BEGIN

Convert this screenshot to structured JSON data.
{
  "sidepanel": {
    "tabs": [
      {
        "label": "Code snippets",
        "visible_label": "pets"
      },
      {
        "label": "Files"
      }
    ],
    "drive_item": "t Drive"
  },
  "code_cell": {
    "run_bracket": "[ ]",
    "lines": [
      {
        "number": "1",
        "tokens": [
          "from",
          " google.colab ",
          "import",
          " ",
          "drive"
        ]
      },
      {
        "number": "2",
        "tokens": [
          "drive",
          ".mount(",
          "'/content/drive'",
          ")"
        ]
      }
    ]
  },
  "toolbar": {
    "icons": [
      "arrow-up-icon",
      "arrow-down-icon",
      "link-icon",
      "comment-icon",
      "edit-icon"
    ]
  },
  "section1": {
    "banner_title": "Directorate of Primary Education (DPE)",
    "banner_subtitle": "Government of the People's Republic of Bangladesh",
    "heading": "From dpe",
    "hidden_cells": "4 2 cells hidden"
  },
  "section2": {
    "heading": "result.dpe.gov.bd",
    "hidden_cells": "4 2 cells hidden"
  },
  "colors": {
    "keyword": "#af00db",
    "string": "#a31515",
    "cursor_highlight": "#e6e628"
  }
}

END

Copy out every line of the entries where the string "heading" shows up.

> _PROBLEM SOLUTION_:
    "heading": "From dpe",
    "heading": "result.dpe.gov.bd",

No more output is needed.